• _Exercise aim_
Go through the records below and return each line that has "icon" in it.

• _Data for processing_
_ _ _

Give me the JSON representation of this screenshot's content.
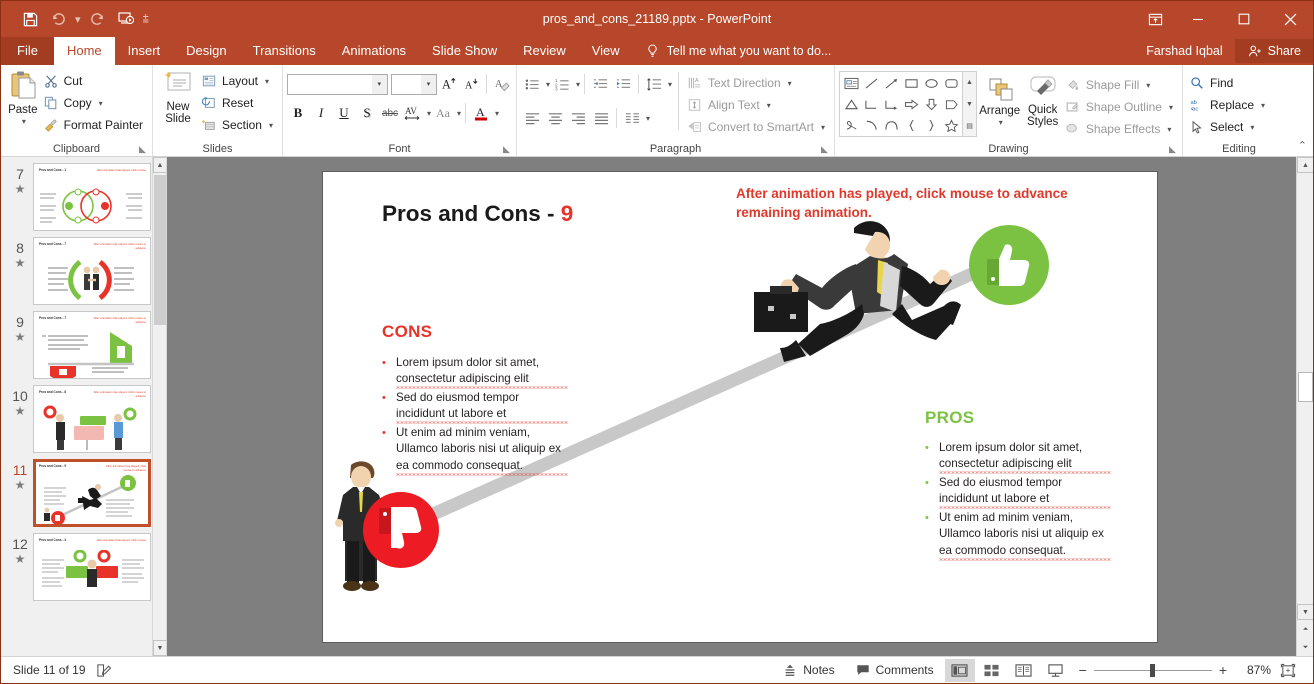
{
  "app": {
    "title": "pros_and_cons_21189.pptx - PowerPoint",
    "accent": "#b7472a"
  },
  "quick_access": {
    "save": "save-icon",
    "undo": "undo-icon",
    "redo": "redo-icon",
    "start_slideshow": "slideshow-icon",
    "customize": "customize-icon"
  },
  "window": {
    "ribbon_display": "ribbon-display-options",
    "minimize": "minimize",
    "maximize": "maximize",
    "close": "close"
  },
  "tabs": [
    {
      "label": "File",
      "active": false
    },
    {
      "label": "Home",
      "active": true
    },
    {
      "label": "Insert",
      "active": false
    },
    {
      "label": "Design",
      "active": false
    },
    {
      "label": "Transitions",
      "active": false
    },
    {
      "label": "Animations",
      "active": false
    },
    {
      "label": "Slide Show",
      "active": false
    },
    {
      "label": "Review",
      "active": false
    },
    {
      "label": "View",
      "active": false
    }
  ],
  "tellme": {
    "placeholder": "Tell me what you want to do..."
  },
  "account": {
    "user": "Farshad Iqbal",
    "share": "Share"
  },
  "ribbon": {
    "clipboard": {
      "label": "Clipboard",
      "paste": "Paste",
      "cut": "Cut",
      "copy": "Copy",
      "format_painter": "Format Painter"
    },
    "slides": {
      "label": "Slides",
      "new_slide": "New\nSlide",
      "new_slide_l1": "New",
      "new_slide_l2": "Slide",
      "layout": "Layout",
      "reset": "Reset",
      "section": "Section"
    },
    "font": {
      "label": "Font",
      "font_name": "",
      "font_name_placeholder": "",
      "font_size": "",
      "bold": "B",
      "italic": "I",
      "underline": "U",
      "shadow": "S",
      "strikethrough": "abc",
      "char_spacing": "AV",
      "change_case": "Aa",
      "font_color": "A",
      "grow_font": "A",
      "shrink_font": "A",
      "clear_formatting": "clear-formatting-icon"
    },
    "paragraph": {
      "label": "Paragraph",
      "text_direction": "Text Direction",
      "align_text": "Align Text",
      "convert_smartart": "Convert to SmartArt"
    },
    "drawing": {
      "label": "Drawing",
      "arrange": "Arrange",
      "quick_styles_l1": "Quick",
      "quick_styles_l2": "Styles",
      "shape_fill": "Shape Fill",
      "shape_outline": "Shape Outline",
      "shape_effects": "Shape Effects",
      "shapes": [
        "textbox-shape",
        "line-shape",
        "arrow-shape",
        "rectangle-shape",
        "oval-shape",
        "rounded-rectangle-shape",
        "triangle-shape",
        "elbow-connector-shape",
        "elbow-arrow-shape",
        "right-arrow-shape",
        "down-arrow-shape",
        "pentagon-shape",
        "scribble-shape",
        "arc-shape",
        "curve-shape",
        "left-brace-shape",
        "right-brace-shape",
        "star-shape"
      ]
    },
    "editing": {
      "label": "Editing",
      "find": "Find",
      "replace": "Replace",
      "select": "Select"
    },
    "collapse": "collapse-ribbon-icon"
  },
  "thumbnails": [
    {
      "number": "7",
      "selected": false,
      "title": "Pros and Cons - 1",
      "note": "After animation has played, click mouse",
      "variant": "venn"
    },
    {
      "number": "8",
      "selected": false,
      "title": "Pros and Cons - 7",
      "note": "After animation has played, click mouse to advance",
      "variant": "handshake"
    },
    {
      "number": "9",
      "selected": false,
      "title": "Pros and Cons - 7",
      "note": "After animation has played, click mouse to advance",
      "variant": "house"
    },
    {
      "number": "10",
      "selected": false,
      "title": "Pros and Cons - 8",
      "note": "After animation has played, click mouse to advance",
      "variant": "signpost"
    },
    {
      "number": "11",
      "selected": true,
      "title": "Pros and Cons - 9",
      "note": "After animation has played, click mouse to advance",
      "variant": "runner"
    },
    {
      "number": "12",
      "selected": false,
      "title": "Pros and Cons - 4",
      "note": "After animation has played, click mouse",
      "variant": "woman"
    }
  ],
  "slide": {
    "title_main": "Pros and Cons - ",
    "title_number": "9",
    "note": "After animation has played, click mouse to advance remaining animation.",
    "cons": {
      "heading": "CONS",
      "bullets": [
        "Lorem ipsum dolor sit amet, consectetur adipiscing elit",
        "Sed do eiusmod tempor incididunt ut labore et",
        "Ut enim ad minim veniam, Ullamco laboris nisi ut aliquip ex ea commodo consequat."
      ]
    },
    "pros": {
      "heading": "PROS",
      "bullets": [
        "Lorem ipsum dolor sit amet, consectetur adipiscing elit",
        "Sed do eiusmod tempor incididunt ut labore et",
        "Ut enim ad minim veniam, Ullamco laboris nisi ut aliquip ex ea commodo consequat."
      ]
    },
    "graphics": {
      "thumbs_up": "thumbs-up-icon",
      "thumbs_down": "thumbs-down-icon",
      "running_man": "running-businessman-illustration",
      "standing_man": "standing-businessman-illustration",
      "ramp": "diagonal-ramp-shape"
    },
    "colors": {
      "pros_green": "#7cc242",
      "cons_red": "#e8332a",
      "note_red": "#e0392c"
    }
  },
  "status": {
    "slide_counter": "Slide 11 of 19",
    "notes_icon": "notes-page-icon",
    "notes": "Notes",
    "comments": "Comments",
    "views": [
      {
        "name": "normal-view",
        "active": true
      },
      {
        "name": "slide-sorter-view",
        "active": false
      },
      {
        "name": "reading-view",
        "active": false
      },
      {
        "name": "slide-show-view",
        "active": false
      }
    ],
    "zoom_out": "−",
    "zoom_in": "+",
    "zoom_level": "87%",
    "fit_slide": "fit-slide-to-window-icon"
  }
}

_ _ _

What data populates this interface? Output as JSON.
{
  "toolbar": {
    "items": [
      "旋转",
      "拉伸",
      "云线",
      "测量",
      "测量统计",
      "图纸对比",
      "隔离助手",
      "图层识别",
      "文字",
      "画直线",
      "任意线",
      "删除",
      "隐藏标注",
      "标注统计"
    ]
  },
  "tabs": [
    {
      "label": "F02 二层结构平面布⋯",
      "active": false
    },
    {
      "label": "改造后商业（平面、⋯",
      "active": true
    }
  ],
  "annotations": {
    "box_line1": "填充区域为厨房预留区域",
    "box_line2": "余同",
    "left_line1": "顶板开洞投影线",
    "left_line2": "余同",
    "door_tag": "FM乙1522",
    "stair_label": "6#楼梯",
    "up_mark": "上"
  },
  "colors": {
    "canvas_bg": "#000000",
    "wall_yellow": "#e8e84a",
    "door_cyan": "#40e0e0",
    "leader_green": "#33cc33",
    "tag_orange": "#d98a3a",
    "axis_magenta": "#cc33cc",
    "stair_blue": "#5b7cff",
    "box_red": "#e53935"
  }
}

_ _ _

• _Solution for this problem_
    "save": "save-icon",
    "undo": "undo-icon",
    "redo": "redo-icon",
    "start_slideshow": "slideshow-icon",
    "customize": "customize-icon"
      "clear_formatting": "clear-formatting-icon"
    "collapse": "collapse-ribbon-icon"
      "thumbs_up": "thumbs-up-icon",
      "thumbs_down": "thumbs-down-icon",
    "notes_icon": "notes-page-icon",
    "fit_slide": "fit-slide-to-window-icon"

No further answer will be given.